I think the problem is that most people don’t know there are local artists who make great work that they would like, or they don’t know where to look to get in contact with these artists.  Here in Grand Rapids there are many art fairs, artists markets, open studio events, and galleries.  Beyond that, you can find what ever you might be looking for to accent that couch on-line, and the artist probably lives right down the street from you.  Anyone can become an art enthusiast by only considering two things:  that original art is reasonable and readily available to buy, and that they only need to try to find work that they like.

Thursday, September 22, 2011

Iron Pastorals

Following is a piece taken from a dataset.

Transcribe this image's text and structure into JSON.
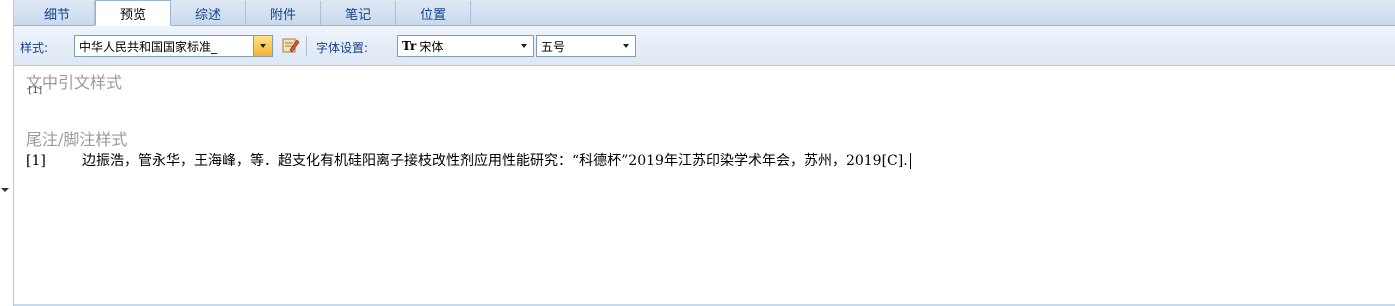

I do landscape paintings on weathered and repurposed materials.  In my work I explore our connection to the environment and the divergence of the modern world with nature.  Employing salvaged sheet metal, I create work that evokes the memory of the Midwest’s farmland roots on remnants of today's industrialized world.  I build up surfaces on these formally constructed found metal “canvases” to reflect the struggle of savage and urbane forces and to illustrate the influence humankind has over the land.
The title of my current series of paintings is “Iron Pastorals”, which simply means, paintings of rural and natural scenes on discarded objects of industry and culture.  The title is inspired by a book of poetry by almost the same name, “The Iron Pastoral” published in 1947 by Chicago poet John Frederick Nims.  Like other writers of the time, Nims observed how Chicago had grown out of the meeting of prairie and lakeshore into a discordant field of buildings and commerce
I believe that we have a responsibility to find a balance between our development and the environment.  We have sought progress at the expense of the surrounding ecosystems.  I am fascinated by how nature also continues to progress, and constantly reclaims what we have built.  The land reflects our past, and is our conscience.  While my work shows an underlying concern for our environment, I seek to reveal something beautiful, and reveal how in this wondrous land and sky is where we will find our future.